E-mail address: firstname.lastname@example.org (Y.-C. Chiu). 0166-4972/$ - see front matter r 2005 Elsevier Ltd. All rights reserved. doi:10.1016/j.technovation.2005.09.002
empirical work has shown the importance of strategy for success (Cooper, 1980), authors sometimes show their own results as limited by certain environmental forces in subsequent studies (cf., Cooper, 1990). A number of issues recur as consistent correlates of new product success. One of the common factors identiﬁed is the impact of the new product’s launch strategy on success (Hultink et al. 1997). Droge and Calantone (1996) examined the relationships among environment, strategy, structure and performance in the context of new product development. Muffatto (1999) introduced a platform strategy in product development. Ali et al. (1995) investigated the relative impact of product innovation and entry strategy on cycle time and initial market performance for small ﬁrms. Barczak (1995) proposed that a ﬁrm’s choices of new product strategy, structure and process are interrelated, as are the effects of these choices on NPD performance. Hultink and Robben (1999) and Hultink et al. (1997,1998) constituted a launch strategy and examined how such decisions impact new product performance. Although previous research has investigated the concept and contents of new product performance and product launch strategy, there is still no consensus on decisions related to how a launch strategy is selected and formulated.

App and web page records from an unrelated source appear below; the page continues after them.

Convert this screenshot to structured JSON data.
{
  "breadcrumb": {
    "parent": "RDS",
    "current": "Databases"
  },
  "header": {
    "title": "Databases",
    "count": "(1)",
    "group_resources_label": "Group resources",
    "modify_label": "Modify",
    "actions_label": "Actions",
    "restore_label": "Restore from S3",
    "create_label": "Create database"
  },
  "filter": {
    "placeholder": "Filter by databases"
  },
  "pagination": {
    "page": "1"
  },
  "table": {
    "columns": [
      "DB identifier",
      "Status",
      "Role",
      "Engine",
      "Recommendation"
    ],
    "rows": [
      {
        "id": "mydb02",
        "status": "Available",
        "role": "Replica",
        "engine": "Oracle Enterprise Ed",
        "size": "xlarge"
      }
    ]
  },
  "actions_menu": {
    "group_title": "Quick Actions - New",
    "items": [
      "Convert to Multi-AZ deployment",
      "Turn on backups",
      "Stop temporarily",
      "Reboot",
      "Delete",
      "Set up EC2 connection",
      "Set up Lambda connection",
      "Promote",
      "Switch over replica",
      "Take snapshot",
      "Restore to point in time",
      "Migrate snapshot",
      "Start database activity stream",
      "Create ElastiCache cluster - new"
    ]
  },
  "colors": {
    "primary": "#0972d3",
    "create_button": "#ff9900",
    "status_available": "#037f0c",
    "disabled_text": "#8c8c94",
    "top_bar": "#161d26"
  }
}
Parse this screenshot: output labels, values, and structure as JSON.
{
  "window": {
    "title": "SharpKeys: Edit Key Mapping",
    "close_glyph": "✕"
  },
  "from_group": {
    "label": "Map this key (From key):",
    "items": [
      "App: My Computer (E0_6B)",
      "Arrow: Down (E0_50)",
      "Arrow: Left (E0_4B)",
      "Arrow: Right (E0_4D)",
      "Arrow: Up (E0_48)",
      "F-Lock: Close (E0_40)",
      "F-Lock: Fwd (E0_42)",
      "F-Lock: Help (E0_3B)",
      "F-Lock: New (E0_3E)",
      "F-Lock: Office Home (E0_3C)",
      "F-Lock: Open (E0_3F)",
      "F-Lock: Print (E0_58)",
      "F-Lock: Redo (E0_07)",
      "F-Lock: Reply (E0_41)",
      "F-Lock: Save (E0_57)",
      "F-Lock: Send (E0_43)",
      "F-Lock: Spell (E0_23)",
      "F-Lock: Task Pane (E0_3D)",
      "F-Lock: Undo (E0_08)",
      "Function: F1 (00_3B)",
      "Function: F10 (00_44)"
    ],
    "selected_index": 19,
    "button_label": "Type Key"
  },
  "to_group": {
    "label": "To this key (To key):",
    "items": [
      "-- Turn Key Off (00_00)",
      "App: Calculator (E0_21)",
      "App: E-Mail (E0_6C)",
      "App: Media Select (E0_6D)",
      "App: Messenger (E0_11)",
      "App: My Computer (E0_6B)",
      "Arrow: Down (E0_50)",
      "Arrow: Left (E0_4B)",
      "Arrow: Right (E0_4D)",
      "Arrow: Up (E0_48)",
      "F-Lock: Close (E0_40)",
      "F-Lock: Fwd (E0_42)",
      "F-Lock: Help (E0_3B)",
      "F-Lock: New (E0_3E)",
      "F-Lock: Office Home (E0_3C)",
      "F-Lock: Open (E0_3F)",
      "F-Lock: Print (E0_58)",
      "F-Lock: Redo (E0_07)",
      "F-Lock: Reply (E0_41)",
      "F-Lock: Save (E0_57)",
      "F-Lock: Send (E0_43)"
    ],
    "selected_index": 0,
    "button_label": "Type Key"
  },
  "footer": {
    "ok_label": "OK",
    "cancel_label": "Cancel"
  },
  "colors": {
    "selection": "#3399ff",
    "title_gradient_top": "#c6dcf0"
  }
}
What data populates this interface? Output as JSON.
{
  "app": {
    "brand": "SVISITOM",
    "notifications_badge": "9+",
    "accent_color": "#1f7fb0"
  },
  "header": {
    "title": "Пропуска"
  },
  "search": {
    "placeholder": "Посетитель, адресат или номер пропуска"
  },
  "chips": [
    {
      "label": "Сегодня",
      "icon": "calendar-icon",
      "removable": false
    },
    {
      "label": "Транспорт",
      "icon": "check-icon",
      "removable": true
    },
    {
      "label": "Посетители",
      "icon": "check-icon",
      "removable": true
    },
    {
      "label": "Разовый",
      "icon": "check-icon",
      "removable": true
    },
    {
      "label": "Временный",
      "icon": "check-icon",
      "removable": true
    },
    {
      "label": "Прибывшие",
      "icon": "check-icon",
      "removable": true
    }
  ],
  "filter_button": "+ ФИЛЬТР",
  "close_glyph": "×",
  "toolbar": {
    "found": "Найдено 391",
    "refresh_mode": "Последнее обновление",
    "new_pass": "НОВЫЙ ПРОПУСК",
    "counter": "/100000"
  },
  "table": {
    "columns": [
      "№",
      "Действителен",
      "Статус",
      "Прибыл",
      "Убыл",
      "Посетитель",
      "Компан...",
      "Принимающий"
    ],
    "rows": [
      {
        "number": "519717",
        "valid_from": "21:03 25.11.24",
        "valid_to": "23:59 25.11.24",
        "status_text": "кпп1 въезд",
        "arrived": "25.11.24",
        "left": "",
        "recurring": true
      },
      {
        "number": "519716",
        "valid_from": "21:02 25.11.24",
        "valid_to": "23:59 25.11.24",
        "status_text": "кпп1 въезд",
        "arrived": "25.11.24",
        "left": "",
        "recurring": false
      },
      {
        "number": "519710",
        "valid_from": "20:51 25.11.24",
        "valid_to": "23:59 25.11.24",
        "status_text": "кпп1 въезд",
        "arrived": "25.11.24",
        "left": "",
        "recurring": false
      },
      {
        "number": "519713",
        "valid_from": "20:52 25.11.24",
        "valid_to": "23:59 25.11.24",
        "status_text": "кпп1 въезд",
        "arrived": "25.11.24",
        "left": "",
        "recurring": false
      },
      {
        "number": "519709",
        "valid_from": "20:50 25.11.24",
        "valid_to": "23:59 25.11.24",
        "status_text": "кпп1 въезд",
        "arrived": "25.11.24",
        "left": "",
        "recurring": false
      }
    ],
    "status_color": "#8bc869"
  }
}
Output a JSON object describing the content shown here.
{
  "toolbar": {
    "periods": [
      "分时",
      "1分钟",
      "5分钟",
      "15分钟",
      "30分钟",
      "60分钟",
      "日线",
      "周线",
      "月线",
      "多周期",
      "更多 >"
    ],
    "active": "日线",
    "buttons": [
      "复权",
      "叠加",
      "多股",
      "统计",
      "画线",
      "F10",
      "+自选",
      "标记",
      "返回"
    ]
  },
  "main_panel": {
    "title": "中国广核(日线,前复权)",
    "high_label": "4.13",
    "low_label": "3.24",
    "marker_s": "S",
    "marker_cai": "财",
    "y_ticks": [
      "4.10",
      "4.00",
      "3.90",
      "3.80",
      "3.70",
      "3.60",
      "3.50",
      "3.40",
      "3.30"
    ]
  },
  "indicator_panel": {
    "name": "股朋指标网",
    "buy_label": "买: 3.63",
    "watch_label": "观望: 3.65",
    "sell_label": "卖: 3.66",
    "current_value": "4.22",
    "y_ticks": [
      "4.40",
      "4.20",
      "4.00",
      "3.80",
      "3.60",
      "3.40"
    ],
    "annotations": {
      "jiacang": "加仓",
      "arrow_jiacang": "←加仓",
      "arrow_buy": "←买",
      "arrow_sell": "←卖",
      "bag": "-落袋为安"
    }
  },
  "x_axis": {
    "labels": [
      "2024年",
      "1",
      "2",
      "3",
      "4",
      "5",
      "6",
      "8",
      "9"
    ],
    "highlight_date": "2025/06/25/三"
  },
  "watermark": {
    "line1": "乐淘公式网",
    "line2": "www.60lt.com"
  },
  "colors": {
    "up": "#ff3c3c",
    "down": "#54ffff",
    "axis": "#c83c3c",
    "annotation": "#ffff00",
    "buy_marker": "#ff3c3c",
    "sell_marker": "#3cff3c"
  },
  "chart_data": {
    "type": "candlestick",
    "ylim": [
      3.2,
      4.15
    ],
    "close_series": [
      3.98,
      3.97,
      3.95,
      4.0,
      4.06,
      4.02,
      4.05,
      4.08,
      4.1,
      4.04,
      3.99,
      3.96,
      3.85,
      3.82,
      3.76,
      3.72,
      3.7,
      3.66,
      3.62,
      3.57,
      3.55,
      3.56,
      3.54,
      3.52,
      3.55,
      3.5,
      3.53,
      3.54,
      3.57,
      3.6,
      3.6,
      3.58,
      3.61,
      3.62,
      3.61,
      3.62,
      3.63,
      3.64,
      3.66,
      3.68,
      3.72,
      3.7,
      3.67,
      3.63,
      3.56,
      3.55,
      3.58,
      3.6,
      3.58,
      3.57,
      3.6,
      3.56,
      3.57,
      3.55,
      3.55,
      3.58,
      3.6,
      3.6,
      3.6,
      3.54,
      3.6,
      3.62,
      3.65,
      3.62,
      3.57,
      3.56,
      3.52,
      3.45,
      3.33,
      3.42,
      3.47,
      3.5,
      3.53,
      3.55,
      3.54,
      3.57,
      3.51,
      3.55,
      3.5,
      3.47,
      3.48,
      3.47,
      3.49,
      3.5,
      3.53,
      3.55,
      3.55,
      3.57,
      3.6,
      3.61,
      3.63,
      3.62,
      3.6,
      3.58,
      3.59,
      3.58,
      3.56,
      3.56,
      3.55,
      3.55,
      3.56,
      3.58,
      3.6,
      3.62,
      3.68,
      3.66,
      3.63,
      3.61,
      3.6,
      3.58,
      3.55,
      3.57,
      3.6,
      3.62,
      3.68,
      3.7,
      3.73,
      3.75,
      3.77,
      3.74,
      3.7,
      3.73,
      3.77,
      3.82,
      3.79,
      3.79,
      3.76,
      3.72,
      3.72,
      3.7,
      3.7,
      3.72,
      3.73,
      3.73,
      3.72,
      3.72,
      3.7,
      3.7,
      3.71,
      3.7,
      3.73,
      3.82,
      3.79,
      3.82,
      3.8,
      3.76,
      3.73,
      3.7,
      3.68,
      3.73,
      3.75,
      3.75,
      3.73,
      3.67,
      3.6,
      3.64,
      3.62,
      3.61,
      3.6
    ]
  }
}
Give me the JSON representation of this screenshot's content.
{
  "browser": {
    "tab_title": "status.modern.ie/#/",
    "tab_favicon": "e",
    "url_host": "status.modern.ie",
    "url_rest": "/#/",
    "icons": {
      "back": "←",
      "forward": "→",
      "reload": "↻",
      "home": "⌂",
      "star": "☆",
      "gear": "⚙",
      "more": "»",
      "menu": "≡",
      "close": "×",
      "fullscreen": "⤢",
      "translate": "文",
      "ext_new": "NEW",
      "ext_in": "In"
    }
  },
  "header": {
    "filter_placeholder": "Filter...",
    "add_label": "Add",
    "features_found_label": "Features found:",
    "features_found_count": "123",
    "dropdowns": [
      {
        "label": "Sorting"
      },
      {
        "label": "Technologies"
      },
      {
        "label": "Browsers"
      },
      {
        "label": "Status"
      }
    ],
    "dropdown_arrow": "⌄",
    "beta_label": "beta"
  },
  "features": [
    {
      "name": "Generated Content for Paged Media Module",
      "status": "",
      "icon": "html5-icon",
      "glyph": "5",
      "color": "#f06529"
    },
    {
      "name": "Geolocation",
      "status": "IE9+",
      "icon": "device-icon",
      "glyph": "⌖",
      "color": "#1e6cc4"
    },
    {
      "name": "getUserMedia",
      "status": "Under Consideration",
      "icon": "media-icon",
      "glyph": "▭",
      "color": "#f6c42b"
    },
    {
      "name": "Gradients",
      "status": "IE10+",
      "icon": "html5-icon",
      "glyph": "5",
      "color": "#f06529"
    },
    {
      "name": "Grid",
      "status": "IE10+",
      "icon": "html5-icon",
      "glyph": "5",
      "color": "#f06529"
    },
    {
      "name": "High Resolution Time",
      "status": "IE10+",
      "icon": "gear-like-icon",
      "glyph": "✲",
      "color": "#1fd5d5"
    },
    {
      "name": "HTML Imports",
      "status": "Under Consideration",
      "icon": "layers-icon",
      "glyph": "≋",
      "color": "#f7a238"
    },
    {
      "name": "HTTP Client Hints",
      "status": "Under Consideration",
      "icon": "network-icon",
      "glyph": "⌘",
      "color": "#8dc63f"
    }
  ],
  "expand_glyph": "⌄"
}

Moreover, while other success differentiators have been researched extensively, studies that derive the details of the anatomy of a launch strategy, and the...